SK-II, is a Procter & Gamble Beauty brand, launched in 1980 in Japan. SK-II is often considered one of the most expensive beauty brands in the world.


The history of SK-II goes back to the 1970s when a scientist in Japan noticed the very soft and youthful hands of women working in a Japanese saké brewery. After years of research the scientists were able to isolate the natural, nutrient-rich liquid which they called Pitera.

In 1980, the Japanese branch of Max Factor acquired rights to the ingredient, and launched the first cosmetic product containing the ingredient: Max Factor Secret Key with Pitera. Although only modestly successful, its customer base was very loyal, so Max Factor expanded the range, renaming it Max Factor SK-II.[citation needed]

In the succeeding 15 years, Max Factor passed through the hands of five different owners, each of whom ignored the SK-II product, until 1995, when current owner Procter & Gamble executive and brand manager A.G. Lafley was sent to Japan to overhaul P&G's declining business in Asia. Lafley made several changes to the company, including several at Max Factor: Lafley discovered Japanese women disliked the brand, so he focused instead on the SK-II cream instead. Within five years, it became Japan's top prestige cosmetics brand, outselling Shiseido.[1] Today, its most popular products include its Facial Treatment Essence, Stempower Essence, and Stempower Cream.

SK-II has since expanded into several markets. Products sold outside of Asia do not bear the Max Factor name, however; the brand is simply called "SK-II". In Japan and most of Asia, SK-II is a sub-brand of Max Factor and still bears its name.

Toxic ingredients[edit]

In September 2006, the People's Republic of China halted all imports of SK-II products, after a consumer found traces of neodymium and chromium. Both are banned in cosmetics, and can cause allergic dermatitis and eczema.

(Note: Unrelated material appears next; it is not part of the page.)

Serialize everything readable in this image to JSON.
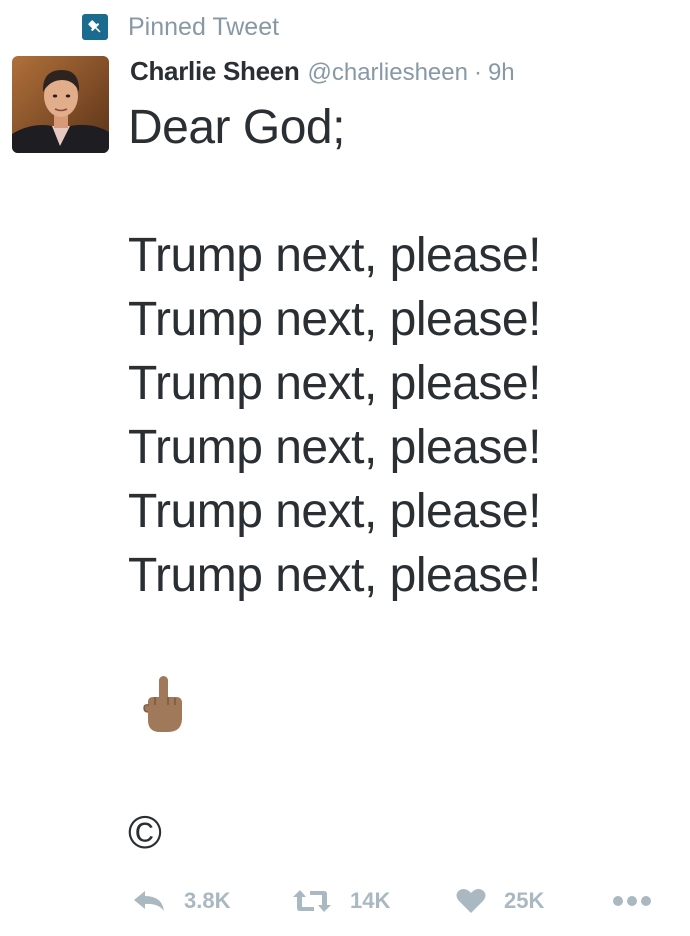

P&G withdrew several of the affected products, however there was much confusion on P&G's initial status on the subject.

One employee was quoted as stating: "We believe only a small batch of products suffered the problem", however, P&G's official press release defended the amount of the heavy metals found in the products as being "safe" and "insignificant to human health". Nonetheless, P&G withdrew several affected products, but continued selling the rest of the line, requiring consumers to sign a "safe product" agreement, in which they recognize that the SK-II products they bought are safe and release P&G of liability.[2]

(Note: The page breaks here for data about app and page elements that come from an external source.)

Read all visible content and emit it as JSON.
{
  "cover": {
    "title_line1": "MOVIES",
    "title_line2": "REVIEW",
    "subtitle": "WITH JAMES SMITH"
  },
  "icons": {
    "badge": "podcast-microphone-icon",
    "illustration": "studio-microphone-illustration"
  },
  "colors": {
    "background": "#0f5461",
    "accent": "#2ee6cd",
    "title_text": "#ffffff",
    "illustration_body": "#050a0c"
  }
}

However, by the end of that week, P&G had suspended sale of the brand altogether, shutting down its stores and pulling all products (including refund centers for affected items) from counters.

Markets sold[edit]

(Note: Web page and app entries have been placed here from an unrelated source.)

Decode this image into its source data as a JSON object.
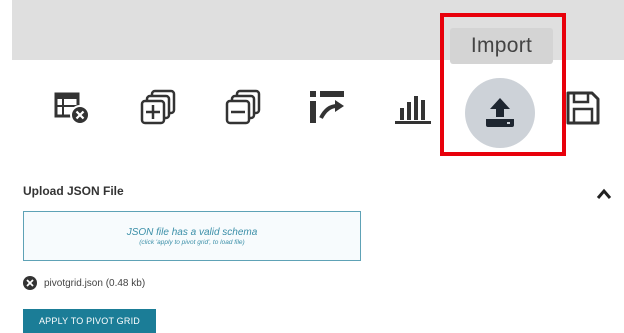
{
  "toolbar": {
    "tools": [
      {
        "icon": "clear-grid-icon"
      },
      {
        "icon": "expand-all-icon"
      },
      {
        "icon": "collapse-all-icon"
      },
      {
        "icon": "sort-icon"
      },
      {
        "icon": "chart-icon"
      },
      {
        "icon": "upload-icon"
      },
      {
        "icon": "save-icon"
      }
    ],
    "import_tooltip": "Import"
  },
  "upload": {
    "title": "Upload JSON File",
    "drop_message": "JSON file has a valid schema",
    "drop_hint": "(click 'apply to pivot grid', to load file)",
    "file_name": "pivotgrid.json (0.48 kb)",
    "apply_label": "APPLY TO PIVOT GRID"
  },
  "colors": {
    "accent": "#1b7d97",
    "highlight": "#e8000b",
    "icon": "#333333"
  }
}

SK-II is sold in the following markets:


External links[edit]